(Source data)
--------------------
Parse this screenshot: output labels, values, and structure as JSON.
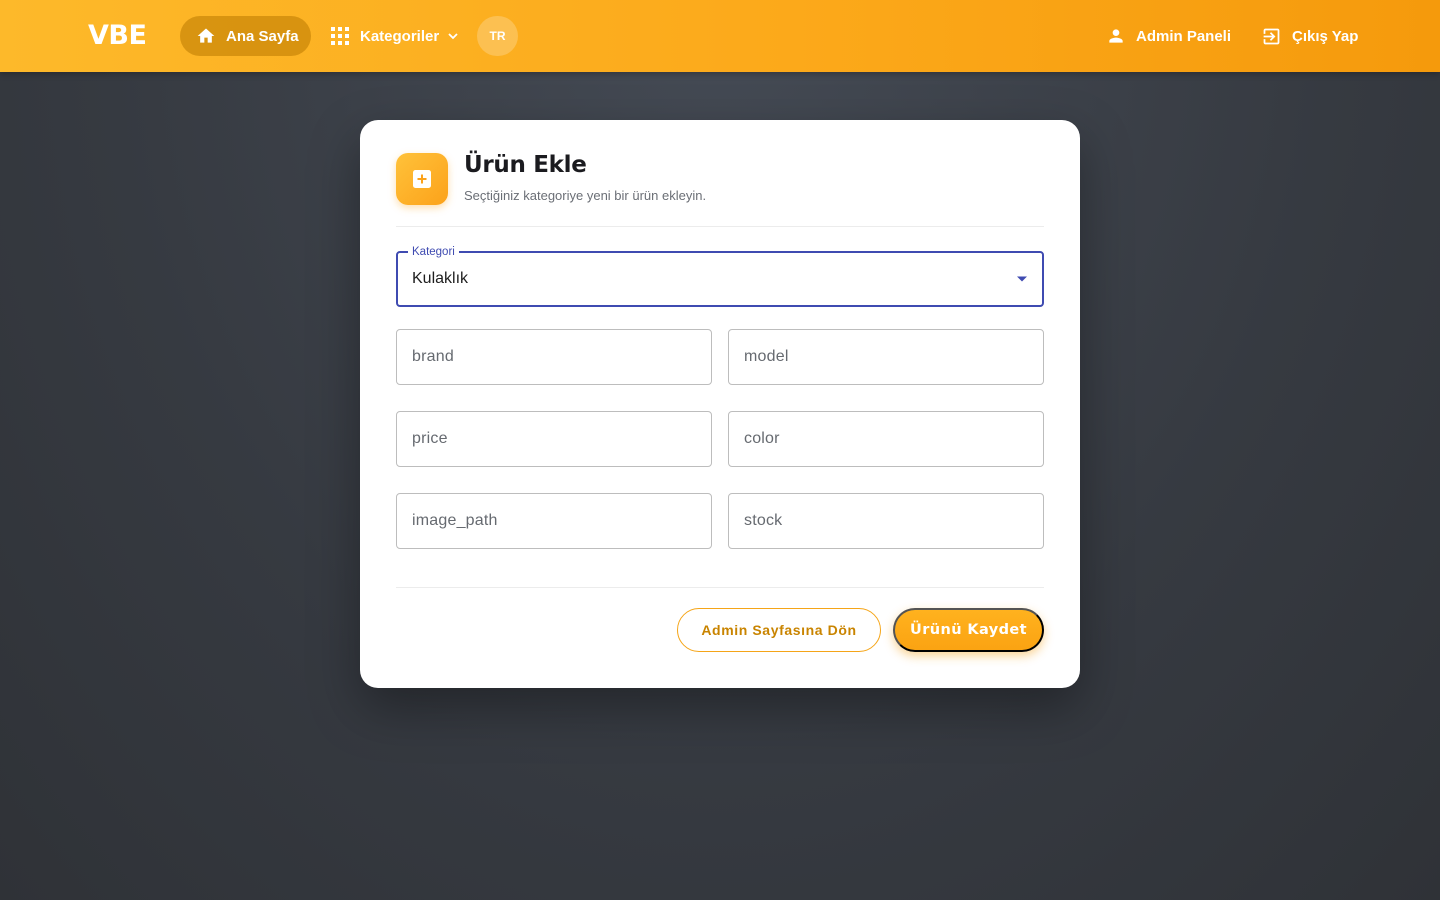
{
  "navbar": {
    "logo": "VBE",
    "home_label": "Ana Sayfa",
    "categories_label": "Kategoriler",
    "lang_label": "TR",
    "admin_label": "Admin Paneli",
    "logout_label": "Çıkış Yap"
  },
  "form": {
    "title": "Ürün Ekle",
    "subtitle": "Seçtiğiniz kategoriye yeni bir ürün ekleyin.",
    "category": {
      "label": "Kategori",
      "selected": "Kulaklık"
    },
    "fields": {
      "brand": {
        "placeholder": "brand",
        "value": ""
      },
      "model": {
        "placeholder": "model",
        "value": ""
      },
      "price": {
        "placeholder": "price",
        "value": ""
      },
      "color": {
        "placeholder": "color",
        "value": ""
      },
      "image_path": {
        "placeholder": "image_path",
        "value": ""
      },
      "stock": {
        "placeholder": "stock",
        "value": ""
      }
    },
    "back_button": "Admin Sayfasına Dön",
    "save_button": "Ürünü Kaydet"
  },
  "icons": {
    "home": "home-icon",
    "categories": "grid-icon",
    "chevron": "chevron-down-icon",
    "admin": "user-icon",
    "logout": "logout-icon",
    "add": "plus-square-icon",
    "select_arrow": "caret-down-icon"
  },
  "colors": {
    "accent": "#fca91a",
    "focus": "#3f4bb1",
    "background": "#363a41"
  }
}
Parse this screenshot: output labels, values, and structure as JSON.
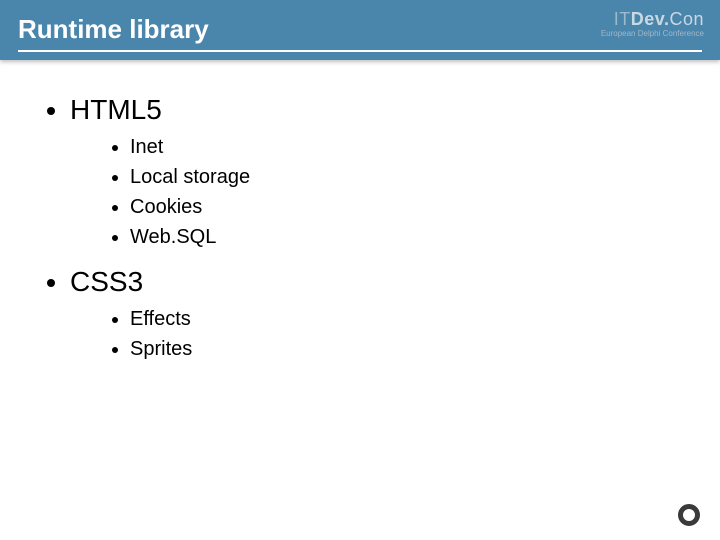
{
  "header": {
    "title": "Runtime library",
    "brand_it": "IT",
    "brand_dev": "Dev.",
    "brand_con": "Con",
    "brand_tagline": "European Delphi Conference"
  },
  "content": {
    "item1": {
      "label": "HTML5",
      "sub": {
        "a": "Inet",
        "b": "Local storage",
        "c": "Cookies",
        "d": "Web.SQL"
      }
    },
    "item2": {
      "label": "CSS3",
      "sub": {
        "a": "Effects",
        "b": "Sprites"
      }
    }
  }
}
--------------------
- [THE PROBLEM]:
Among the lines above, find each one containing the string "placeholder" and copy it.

- [FINAL ANSWER]:
        "placeholder": "brand",
        "placeholder": "model",
        "placeholder": "price",
        "placeholder": "color",
        "placeholder": "image_path",
        "placeholder": "stock",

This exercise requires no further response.